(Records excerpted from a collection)
········

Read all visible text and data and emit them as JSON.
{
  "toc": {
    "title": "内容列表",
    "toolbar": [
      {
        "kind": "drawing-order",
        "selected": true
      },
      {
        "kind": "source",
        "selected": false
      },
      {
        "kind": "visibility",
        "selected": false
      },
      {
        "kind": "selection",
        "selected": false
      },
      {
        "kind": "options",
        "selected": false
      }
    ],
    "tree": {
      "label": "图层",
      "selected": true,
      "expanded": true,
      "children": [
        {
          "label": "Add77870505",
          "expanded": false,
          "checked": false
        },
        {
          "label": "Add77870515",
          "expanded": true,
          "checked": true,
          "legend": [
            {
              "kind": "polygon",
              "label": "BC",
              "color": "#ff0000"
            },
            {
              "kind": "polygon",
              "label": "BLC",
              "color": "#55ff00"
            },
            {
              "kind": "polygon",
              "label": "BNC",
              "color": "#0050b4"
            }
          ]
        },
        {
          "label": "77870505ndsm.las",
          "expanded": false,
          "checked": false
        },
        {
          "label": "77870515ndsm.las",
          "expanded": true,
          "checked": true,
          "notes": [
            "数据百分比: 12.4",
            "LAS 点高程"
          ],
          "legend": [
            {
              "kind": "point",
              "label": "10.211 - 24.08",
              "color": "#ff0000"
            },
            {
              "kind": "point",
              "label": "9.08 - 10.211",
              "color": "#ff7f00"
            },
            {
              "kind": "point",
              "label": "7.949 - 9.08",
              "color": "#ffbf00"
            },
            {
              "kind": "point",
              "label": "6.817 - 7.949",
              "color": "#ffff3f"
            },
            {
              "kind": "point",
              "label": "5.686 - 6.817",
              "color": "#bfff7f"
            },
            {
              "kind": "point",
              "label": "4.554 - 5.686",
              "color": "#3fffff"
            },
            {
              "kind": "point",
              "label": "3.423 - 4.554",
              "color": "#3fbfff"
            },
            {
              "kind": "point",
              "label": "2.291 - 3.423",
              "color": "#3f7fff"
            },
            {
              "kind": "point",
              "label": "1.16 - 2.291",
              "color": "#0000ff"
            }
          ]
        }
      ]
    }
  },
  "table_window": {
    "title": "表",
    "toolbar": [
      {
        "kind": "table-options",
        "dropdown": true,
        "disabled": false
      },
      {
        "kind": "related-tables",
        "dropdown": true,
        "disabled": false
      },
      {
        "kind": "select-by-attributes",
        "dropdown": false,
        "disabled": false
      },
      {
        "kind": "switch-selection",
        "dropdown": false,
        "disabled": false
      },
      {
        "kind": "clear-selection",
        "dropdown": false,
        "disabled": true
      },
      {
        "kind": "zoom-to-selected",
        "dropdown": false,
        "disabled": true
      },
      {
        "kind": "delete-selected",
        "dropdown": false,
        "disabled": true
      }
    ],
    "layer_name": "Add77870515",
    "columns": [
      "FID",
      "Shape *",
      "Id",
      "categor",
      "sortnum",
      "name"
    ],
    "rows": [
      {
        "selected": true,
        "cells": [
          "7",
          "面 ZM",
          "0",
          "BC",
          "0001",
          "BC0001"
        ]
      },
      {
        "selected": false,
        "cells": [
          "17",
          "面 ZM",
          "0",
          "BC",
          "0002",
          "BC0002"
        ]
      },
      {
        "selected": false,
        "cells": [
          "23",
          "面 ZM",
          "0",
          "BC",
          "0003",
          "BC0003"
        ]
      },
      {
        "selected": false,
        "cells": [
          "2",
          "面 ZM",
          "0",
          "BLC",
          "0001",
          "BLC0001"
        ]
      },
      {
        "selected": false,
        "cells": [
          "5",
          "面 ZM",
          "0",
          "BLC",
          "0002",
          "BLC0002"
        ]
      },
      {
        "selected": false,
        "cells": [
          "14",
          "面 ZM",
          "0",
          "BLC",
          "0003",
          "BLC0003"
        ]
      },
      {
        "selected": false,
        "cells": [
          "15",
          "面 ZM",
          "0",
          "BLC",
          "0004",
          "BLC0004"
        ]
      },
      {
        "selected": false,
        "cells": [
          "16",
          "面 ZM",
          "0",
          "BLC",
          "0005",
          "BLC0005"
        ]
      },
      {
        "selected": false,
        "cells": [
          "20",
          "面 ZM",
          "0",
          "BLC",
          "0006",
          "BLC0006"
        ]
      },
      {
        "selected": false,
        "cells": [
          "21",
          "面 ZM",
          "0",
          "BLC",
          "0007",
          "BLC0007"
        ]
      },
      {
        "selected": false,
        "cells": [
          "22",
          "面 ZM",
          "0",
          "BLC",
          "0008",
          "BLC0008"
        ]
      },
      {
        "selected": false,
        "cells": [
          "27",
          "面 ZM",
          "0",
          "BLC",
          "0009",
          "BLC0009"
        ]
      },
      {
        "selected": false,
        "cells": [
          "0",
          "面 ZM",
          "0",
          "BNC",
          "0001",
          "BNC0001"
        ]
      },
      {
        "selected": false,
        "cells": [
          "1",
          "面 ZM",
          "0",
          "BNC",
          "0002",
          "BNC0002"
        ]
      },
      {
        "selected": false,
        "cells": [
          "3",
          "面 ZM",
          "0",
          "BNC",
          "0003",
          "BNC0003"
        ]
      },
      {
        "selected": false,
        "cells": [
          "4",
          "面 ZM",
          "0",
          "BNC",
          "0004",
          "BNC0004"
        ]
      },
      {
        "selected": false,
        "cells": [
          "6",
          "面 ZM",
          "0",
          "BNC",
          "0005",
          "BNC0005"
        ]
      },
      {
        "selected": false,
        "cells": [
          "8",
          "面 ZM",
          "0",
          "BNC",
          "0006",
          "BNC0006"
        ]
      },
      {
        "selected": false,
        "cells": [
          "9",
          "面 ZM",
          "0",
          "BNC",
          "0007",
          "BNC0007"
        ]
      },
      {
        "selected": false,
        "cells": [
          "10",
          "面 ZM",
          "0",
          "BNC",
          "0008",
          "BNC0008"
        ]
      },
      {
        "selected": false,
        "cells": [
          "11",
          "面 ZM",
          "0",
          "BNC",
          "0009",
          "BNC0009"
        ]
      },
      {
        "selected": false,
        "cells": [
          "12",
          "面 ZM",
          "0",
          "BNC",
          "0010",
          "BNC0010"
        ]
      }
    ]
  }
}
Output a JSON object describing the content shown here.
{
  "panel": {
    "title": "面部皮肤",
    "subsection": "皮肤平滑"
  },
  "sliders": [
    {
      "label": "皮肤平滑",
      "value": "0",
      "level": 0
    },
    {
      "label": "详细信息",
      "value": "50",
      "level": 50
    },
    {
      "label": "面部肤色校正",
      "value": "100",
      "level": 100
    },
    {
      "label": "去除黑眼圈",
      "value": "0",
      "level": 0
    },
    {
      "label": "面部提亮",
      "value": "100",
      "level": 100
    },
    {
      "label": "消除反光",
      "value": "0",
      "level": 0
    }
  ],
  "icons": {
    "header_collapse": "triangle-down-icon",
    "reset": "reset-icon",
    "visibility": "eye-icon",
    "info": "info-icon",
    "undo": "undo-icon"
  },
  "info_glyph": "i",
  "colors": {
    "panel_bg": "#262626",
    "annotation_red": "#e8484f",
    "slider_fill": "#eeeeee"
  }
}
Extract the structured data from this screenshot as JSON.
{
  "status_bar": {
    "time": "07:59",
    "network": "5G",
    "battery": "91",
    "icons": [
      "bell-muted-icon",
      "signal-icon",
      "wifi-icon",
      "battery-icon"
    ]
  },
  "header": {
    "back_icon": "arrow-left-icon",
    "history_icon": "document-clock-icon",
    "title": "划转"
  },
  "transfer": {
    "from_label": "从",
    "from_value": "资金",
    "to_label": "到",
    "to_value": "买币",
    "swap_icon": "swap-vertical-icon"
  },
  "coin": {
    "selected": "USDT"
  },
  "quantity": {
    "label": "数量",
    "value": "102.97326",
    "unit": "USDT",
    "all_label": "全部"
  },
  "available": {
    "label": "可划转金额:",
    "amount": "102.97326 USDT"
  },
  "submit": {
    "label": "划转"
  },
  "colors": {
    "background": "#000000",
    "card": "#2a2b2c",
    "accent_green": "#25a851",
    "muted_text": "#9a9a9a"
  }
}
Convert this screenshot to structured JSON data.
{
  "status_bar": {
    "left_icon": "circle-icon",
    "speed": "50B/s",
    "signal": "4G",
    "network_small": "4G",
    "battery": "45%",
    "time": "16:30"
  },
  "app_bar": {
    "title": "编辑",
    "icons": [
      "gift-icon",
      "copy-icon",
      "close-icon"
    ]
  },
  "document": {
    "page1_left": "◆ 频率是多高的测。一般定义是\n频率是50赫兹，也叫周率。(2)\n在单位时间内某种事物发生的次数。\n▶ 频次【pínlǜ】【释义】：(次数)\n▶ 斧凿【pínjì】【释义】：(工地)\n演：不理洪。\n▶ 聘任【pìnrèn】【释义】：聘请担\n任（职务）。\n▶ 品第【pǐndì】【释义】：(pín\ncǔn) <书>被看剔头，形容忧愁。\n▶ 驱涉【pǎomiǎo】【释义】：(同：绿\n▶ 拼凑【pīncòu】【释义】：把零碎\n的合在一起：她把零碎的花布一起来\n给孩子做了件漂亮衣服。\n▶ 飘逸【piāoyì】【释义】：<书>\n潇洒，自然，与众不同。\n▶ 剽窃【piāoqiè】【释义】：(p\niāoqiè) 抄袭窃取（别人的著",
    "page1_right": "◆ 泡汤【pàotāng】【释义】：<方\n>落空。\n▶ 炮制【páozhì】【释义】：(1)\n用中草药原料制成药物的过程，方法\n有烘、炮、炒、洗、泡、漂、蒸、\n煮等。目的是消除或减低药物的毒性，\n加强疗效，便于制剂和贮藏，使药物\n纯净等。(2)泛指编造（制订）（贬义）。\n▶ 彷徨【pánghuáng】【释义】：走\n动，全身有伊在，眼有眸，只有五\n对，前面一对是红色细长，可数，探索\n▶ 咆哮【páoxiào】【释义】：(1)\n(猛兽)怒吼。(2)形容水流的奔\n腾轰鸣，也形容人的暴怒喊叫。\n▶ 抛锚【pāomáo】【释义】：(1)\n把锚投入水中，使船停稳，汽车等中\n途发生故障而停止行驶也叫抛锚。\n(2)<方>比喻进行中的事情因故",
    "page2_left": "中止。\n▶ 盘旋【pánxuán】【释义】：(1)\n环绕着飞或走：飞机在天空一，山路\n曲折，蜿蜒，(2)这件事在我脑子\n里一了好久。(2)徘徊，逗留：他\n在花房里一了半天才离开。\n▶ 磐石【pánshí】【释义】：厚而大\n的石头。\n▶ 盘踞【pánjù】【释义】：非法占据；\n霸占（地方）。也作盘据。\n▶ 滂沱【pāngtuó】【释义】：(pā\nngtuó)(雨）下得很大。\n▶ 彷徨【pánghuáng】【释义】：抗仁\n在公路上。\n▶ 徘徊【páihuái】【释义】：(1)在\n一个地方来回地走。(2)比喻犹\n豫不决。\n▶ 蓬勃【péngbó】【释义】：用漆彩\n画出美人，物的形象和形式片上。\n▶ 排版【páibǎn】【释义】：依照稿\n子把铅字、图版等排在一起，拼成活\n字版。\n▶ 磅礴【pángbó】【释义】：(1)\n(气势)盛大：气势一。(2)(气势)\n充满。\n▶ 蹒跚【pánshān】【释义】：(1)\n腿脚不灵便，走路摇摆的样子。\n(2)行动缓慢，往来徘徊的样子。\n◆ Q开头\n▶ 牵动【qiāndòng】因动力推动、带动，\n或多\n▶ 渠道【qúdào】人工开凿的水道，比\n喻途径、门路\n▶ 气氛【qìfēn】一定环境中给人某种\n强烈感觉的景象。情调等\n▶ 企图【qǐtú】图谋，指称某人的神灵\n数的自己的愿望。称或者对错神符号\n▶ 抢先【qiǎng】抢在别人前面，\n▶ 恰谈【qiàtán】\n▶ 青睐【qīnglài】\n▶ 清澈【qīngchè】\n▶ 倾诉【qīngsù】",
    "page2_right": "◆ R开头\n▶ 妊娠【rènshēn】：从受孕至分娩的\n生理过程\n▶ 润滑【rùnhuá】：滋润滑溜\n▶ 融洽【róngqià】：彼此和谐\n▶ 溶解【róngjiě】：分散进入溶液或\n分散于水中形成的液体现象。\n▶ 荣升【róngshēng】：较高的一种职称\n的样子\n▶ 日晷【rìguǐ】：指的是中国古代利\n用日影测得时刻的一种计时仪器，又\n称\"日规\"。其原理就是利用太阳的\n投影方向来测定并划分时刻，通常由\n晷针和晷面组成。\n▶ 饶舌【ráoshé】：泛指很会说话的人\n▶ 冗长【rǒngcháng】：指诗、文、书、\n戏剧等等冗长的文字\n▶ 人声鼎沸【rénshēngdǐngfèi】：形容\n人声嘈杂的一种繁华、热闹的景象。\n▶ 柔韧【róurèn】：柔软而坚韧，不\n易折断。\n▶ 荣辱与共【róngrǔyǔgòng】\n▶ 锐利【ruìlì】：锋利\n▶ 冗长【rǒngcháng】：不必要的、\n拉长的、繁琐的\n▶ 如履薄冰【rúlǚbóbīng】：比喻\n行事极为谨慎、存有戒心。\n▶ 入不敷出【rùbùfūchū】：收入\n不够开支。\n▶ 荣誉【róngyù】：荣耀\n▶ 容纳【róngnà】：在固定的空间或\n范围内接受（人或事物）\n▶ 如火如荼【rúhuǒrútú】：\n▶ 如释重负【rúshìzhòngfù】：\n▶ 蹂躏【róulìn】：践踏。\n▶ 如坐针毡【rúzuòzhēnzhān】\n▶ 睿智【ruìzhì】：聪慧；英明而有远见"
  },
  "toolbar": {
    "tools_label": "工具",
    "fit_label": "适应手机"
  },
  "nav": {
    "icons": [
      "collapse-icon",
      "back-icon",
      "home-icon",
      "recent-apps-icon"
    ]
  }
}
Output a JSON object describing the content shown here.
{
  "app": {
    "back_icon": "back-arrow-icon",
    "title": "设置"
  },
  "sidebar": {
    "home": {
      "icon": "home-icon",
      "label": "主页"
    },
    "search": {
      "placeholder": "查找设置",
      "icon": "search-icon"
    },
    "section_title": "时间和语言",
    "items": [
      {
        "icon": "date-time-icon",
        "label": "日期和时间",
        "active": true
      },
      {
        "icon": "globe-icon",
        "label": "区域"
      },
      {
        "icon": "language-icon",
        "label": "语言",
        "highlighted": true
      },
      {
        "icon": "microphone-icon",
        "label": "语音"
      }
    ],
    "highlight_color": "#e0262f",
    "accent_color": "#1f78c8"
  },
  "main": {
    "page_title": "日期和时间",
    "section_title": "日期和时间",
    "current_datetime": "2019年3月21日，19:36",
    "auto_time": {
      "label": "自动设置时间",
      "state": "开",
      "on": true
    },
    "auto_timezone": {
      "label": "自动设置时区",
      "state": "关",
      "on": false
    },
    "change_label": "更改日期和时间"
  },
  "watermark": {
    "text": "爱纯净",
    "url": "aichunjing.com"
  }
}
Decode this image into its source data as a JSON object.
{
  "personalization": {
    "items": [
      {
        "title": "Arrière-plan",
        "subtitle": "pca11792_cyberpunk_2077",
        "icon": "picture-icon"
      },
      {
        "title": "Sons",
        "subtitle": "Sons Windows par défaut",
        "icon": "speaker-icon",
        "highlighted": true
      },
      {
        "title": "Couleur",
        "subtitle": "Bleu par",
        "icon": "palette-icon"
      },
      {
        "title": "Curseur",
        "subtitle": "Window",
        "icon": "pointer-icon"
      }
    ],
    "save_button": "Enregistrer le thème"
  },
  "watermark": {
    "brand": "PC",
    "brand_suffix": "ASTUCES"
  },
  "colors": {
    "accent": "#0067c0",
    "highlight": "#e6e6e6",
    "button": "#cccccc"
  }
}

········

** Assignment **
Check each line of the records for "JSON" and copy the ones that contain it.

** Problem solution **
Read all visible text and data and emit them as JSON.
Output a JSON object describing the content shown here.
Extract the structured data from this screenshot as JSON.
Convert this screenshot to structured JSON data.
Output a JSON object describing the content shown here.
Decode this image into its source data as a JSON object.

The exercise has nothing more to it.